● **PROBLEM STATEMENT**: In your copy of the entries below, keep every word exactly and leave out all images.

● **SUPPLIED INFORMATION**:
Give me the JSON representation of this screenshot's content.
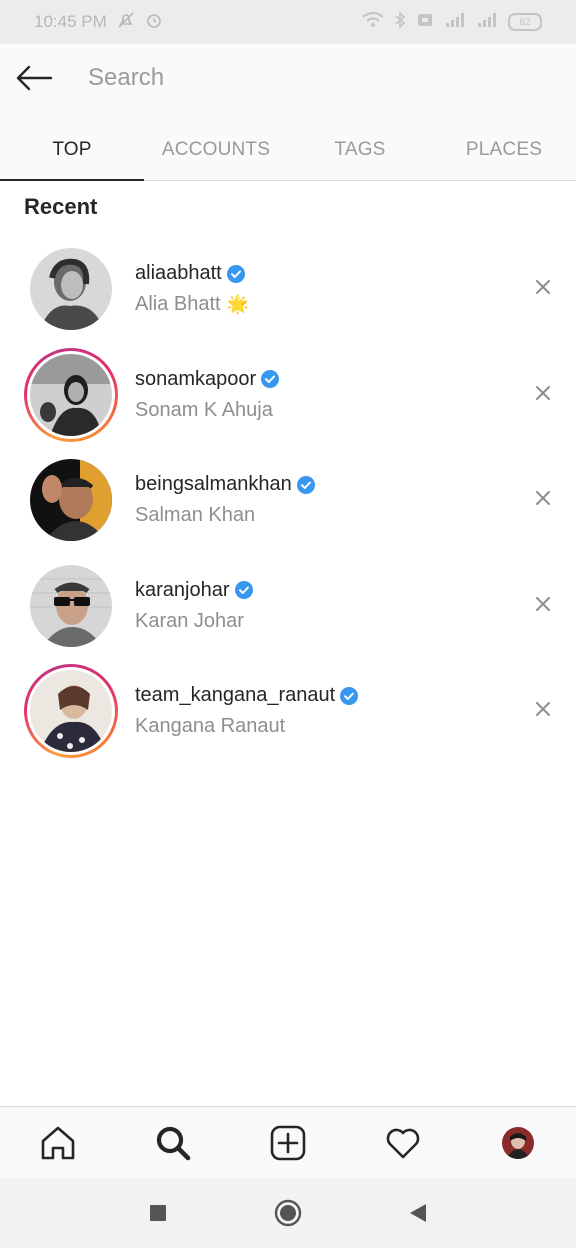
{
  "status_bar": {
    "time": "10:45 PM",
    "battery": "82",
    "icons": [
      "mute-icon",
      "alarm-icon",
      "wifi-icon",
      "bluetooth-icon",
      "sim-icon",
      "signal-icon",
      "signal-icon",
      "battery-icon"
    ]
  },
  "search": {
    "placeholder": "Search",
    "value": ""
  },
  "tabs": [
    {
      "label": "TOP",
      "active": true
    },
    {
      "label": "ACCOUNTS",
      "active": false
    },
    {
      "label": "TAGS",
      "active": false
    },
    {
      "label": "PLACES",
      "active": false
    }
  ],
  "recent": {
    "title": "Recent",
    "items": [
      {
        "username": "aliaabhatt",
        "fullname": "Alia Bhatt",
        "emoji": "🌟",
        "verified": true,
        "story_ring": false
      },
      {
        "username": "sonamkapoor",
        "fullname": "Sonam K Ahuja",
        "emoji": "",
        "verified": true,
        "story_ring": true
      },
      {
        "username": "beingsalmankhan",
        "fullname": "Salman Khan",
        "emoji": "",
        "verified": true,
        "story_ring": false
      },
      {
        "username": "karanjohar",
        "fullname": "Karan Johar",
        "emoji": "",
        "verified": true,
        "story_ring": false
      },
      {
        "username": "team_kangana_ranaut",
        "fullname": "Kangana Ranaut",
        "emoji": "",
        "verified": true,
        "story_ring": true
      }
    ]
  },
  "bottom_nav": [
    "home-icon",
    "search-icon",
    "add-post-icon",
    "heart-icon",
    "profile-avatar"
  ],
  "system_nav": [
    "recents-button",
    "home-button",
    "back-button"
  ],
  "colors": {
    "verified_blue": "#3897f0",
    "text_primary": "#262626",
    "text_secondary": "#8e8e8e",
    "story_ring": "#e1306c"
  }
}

● **OUTPUT BELOW**:
Give me the JSON representation of this screenshot's content.
{
  "status_bar": {
    "time": "10:45 PM",
    "battery": "82",
    "icons": [
      "mute-icon",
      "alarm-icon",
      "wifi-icon",
      "bluetooth-icon",
      "sim-icon",
      "signal-icon",
      "signal-icon",
      "battery-icon"
    ]
  },
  "search": {
    "placeholder": "Search",
    "value": ""
  },
  "tabs": [
    {
      "label": "TOP",
      "active": true
    },
    {
      "label": "ACCOUNTS",
      "active": false
    },
    {
      "label": "TAGS",
      "active": false
    },
    {
      "label": "PLACES",
      "active": false
    }
  ],
  "recent": {
    "title": "Recent",
    "items": [
      {
        "username": "aliaabhatt",
        "fullname": "Alia Bhatt",
        "emoji": "🌟",
        "verified": true,
        "story_ring": false
      },
      {
        "username": "sonamkapoor",
        "fullname": "Sonam K Ahuja",
        "emoji": "",
        "verified": true,
        "story_ring": true
      },
      {
        "username": "beingsalmankhan",
        "fullname": "Salman Khan",
        "emoji": "",
        "verified": true,
        "story_ring": false
      },
      {
        "username": "karanjohar",
        "fullname": "Karan Johar",
        "emoji": "",
        "verified": true,
        "story_ring": false
      },
      {
        "username": "team_kangana_ranaut",
        "fullname": "Kangana Ranaut",
        "emoji": "",
        "verified": true,
        "story_ring": true
      }
    ]
  },
  "bottom_nav": [
    "home-icon",
    "search-icon",
    "add-post-icon",
    "heart-icon",
    "profile-avatar"
  ],
  "system_nav": [
    "recents-button",
    "home-button",
    "back-button"
  ],
  "colors": {
    "verified_blue": "#3897f0",
    "text_primary": "#262626",
    "text_secondary": "#8e8e8e",
    "story_ring": "#e1306c"
  }
}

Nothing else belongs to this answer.